Preventing health issues
But not all presentations on the day were on non-visual impacts of light. Deborah Burnett, principal of the Benya Burnett Consultancy, focused her talk on how quality light can impact human health by making sure that practitioners in healthcare can properly assess patients (Fig. 5).
Burnett said the first thing that doctors learn in medical school is the protocol for assessing a patient. And the eye is ultimately the most important tool doctors have, especially to detect skin conditions that are "tells" for doctors, even for serious conditions such as sepsis or cyanosis. Burnett presented several disturbing cases where under poor lighting doctors had missed "tells" that would have indicated a looming drastic situation.
Ultimately, Burnett was championing an algorithm for characterizing the SPD of general lighting products used in healthcare facilities, which would enable doctors the best shot at an accurate assessment. The technology emerged many years ago from the lab of Stephen Dain, professor at the University of New South Wales in Sydney, Australia. The algorithm measures the cyanosis observation index (COI) of a luminaire and is an indication of sufficient energy in the 660-nm red area of the SPD and the presence of cyan. These energy bands are often not in general lighting products because adding red energy adds to cost and hurts energy efficiency. Burnett said researchers found "this was the most critical factor for the human eye to be able to correctly assess the reflectance of blood and other areas that are important for blood evaluation."
Cyanosis observation index

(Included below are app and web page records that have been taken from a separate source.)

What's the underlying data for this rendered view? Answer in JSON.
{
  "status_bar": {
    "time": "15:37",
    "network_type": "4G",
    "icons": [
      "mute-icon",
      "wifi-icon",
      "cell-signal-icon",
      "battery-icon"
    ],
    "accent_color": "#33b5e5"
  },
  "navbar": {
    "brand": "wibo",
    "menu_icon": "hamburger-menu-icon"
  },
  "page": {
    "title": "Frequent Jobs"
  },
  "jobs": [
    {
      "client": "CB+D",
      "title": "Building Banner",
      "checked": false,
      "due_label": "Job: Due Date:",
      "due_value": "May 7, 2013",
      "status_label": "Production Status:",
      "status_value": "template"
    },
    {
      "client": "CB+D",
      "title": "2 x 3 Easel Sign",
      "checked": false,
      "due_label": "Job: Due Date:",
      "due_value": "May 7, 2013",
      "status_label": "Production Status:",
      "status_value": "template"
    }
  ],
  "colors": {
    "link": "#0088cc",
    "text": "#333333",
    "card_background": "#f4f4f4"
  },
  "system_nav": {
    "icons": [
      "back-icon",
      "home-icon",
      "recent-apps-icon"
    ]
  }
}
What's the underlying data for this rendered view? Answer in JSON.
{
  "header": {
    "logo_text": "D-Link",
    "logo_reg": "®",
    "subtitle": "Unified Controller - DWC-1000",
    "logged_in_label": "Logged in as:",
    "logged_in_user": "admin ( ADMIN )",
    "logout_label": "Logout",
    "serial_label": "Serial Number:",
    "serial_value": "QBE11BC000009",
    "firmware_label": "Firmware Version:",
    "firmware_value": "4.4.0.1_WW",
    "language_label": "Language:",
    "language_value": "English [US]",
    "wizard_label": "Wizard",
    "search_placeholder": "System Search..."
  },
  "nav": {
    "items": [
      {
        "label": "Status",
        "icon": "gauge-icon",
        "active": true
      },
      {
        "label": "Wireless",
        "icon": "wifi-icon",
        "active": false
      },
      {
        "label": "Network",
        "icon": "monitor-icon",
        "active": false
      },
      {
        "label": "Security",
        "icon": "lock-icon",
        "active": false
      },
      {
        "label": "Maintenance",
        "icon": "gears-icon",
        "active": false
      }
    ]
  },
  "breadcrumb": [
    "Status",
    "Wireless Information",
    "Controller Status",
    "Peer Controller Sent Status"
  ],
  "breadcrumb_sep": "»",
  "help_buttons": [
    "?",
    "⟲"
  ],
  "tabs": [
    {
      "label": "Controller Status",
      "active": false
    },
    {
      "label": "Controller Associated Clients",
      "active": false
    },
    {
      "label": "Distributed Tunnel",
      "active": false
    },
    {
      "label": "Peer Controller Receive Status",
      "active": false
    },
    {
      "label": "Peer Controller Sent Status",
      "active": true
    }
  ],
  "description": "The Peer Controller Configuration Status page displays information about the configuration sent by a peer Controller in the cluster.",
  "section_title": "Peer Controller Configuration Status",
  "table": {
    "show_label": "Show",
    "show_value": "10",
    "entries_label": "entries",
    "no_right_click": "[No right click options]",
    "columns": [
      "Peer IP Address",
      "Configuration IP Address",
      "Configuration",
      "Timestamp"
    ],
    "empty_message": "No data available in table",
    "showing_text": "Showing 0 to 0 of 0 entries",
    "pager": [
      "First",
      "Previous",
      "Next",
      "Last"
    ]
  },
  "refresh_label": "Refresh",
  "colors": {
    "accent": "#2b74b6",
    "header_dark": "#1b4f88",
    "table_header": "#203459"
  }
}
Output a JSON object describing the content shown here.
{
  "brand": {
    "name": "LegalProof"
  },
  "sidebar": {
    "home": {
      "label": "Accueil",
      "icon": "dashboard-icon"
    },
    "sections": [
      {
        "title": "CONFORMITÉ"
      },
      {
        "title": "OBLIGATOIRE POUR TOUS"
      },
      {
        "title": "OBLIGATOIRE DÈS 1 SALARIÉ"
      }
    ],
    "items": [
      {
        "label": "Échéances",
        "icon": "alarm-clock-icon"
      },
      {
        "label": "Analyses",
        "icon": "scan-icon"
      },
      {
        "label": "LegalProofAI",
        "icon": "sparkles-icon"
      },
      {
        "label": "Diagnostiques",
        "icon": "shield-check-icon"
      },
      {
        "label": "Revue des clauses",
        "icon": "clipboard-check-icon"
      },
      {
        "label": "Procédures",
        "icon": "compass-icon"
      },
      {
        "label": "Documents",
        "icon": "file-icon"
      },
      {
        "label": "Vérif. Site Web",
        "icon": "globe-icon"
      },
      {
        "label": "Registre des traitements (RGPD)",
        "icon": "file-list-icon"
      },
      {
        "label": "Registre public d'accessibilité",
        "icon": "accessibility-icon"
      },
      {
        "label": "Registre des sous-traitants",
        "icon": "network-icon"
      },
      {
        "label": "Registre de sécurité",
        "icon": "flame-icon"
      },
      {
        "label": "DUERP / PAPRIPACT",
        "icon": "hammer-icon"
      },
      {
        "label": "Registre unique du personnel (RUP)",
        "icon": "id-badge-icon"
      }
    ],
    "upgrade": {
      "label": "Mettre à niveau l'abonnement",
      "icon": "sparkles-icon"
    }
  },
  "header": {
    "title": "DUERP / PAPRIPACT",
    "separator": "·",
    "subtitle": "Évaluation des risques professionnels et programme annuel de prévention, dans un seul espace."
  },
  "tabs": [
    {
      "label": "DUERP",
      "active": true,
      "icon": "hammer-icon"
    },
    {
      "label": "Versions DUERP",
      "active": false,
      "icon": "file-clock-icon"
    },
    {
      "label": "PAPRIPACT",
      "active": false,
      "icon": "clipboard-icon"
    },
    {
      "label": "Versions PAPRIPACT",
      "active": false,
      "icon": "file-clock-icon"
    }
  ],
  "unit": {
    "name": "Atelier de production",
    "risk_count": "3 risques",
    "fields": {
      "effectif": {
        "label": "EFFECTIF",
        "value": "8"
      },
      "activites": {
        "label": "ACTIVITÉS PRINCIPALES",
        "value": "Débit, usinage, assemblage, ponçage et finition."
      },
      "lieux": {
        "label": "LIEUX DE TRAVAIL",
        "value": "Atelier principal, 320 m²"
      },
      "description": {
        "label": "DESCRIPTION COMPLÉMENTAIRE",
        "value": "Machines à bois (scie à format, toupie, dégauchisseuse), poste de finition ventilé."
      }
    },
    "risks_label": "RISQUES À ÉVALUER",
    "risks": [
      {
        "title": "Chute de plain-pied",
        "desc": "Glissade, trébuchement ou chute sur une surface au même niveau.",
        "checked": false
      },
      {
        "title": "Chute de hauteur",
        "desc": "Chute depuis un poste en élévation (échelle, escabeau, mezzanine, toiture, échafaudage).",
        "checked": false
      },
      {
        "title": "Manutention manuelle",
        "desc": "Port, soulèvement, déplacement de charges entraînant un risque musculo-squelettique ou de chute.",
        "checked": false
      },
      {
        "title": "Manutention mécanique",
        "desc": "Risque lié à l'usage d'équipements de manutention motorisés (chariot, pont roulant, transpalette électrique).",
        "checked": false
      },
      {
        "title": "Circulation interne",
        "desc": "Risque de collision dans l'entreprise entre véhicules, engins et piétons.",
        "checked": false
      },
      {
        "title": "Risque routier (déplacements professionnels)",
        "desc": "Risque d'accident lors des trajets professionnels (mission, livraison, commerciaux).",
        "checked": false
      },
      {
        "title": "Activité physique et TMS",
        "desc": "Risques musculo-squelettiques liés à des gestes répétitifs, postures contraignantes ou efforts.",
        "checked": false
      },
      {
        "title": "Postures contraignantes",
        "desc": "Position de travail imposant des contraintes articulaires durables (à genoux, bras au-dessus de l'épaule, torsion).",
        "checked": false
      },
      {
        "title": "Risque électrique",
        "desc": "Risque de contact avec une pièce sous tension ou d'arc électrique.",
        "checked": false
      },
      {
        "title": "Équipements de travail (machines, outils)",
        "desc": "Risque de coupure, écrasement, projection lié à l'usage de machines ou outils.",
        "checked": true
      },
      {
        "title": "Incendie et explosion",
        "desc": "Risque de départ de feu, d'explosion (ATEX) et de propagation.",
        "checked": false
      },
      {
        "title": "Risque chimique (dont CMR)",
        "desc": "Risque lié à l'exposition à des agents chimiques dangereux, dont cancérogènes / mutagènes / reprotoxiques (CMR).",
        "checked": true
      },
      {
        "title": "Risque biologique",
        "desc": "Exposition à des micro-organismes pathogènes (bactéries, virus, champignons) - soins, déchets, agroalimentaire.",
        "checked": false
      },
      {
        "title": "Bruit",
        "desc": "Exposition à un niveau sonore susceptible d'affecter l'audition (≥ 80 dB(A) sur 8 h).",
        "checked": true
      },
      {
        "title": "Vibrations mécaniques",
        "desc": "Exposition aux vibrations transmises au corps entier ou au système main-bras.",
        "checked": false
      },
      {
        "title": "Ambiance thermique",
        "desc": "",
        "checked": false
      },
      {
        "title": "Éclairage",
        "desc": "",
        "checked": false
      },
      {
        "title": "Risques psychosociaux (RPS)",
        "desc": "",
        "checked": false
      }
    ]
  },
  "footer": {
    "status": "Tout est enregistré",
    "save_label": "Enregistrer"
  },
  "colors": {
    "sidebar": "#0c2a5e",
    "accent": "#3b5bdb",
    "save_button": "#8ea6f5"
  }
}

Today, there are few luminaires on the market in most of the world that garner a passing score on the COI metric. Exceptions are in Australia, Japan, Sweden, and a few other countries where compliance is required for luminaires to be used in healthcare settings.
Ultimately, Burnett's message was targeted at lighting manufacturers that need to add products with the required red spectrum. She said the US faces a crisis with more hospitals closing each year and more care being outsourced to places such as retail clinics or what she called a "doc in a box." All would ideally get lighting that complies with the COI algorithm.
The proof is in numbers. For instance, in the area of sepsis, the US has around 500,000 deaths annually related to sepsis and the mortality rate in the US is 40–60%, according to Burnett. She said Australia has a mortality rate of 15% and suggested the difference is the COI lighting that leads to earlier detection because doctors can accurately assess skin.
As you can see, our first Lighting for Health and Wellbeing Conference was information packed and the field is in its infancy. It will be a significant profit opportunity for lighting manufacturers. But it will take diligence. We hope to help. We will soon be planning our conference for next summer and we will have a similar European event. Watch our website for details (lightingforhealthandwellbeing.com). Meanwhile, we will have a few lighting for health talks at Strategies in Light (strategiesinlight.com) in February.
SSL impacts speak and the lighting industry listens
As you can see, we've invested a lot of time into delivering the latest thinking on lighting for health and wellbeing, via the conference as well as the pages of our magazine issues and on our website. In our coverage, you will find an interesting transition from human-centrci lighting research to designed studies to installations that are showing the potential of well-designed and implemented SSL to influence the human experience and condition. Look forward to more lighting for health and wellbeing in our next issue.